Data extracts -
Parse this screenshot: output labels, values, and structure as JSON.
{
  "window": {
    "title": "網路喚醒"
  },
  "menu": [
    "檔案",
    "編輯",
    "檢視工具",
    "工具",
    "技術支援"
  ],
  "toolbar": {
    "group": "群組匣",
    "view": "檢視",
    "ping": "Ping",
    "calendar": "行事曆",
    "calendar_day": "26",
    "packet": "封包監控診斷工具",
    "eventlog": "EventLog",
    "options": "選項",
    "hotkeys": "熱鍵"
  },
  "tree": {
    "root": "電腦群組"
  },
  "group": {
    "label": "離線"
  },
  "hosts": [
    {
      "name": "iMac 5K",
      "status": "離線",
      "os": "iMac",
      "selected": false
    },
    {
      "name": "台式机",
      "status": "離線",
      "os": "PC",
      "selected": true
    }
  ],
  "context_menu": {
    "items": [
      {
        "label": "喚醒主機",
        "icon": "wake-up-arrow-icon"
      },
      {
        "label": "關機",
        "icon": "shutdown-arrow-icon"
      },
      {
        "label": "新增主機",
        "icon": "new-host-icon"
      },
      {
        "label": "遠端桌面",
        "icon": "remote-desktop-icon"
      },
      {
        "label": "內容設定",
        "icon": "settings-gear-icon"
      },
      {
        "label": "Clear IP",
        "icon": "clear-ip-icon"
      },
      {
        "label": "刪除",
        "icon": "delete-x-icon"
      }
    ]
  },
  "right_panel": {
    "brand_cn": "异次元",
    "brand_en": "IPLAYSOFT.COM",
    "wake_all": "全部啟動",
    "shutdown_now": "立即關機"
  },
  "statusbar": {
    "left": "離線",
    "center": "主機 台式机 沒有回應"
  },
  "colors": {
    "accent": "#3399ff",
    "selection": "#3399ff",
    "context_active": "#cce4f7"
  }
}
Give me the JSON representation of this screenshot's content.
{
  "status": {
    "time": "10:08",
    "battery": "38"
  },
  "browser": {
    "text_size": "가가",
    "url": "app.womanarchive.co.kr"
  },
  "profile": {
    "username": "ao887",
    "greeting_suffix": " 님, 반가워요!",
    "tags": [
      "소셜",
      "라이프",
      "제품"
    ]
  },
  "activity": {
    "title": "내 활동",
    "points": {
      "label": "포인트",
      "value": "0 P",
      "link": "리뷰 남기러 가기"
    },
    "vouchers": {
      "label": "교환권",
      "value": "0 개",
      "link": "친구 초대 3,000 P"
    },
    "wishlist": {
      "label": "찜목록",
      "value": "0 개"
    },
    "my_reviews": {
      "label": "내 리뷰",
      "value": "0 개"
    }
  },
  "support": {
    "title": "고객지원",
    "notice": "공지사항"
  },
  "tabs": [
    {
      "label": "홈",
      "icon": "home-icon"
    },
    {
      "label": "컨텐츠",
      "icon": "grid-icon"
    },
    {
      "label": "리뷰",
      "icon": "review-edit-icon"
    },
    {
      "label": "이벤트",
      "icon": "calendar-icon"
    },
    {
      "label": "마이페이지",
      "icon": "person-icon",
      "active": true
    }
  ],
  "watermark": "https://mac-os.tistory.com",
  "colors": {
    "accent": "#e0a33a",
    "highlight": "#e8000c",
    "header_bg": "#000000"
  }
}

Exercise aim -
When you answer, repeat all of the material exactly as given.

Finished exercise -
Parse this screenshot: output labels, values, and structure as JSON.
{
  "window": {
    "title": "網路喚醒"
  },
  "menu": [
    "檔案",
    "編輯",
    "檢視工具",
    "工具",
    "技術支援"
  ],
  "toolbar": {
    "group": "群組匣",
    "view": "檢視",
    "ping": "Ping",
    "calendar": "行事曆",
    "calendar_day": "26",
    "packet": "封包監控診斷工具",
    "eventlog": "EventLog",
    "options": "選項",
    "hotkeys": "熱鍵"
  },
  "tree": {
    "root": "電腦群組"
  },
  "group": {
    "label": "離線"
  },
  "hosts": [
    {
      "name": "iMac 5K",
      "status": "離線",
      "os": "iMac",
      "selected": false
    },
    {
      "name": "台式机",
      "status": "離線",
      "os": "PC",
      "selected": true
    }
  ],
  "context_menu": {
    "items": [
      {
        "label": "喚醒主機",
        "icon": "wake-up-arrow-icon"
      },
      {
        "label": "關機",
        "icon": "shutdown-arrow-icon"
      },
      {
        "label": "新增主機",
        "icon": "new-host-icon"
      },
      {
        "label": "遠端桌面",
        "icon": "remote-desktop-icon"
      },
      {
        "label": "內容設定",
        "icon": "settings-gear-icon"
      },
      {
        "label": "Clear IP",
        "icon": "clear-ip-icon"
      },
      {
        "label": "刪除",
        "icon": "delete-x-icon"
      }
    ]
  },
  "right_panel": {
    "brand_cn": "异次元",
    "brand_en": "IPLAYSOFT.COM",
    "wake_all": "全部啟動",
    "shutdown_now": "立即關機"
  },
  "statusbar": {
    "left": "離線",
    "center": "主機 台式机 沒有回應"
  },
  "colors": {
    "accent": "#3399ff",
    "selection": "#3399ff",
    "context_active": "#cce4f7"
  }
}
Give me the JSON representation of this screenshot's content.
{
  "status": {
    "time": "10:08",
    "battery": "38"
  },
  "browser": {
    "text_size": "가가",
    "url": "app.womanarchive.co.kr"
  },
  "profile": {
    "username": "ao887",
    "greeting_suffix": " 님, 반가워요!",
    "tags": [
      "소셜",
      "라이프",
      "제품"
    ]
  },
  "activity": {
    "title": "내 활동",
    "points": {
      "label": "포인트",
      "value": "0 P",
      "link": "리뷰 남기러 가기"
    },
    "vouchers": {
      "label": "교환권",
      "value": "0 개",
      "link": "친구 초대 3,000 P"
    },
    "wishlist": {
      "label": "찜목록",
      "value": "0 개"
    },
    "my_reviews": {
      "label": "내 리뷰",
      "value": "0 개"
    }
  },
  "support": {
    "title": "고객지원",
    "notice": "공지사항"
  },
  "tabs": [
    {
      "label": "홈",
      "icon": "home-icon"
    },
    {
      "label": "컨텐츠",
      "icon": "grid-icon"
    },
    {
      "label": "리뷰",
      "icon": "review-edit-icon"
    },
    {
      "label": "이벤트",
      "icon": "calendar-icon"
    },
    {
      "label": "마이페이지",
      "icon": "person-icon",
      "active": true
    }
  ],
  "watermark": "https://mac-os.tistory.com",
  "colors": {
    "accent": "#e0a33a",
    "highlight": "#e8000c",
    "header_bg": "#000000"
  }
}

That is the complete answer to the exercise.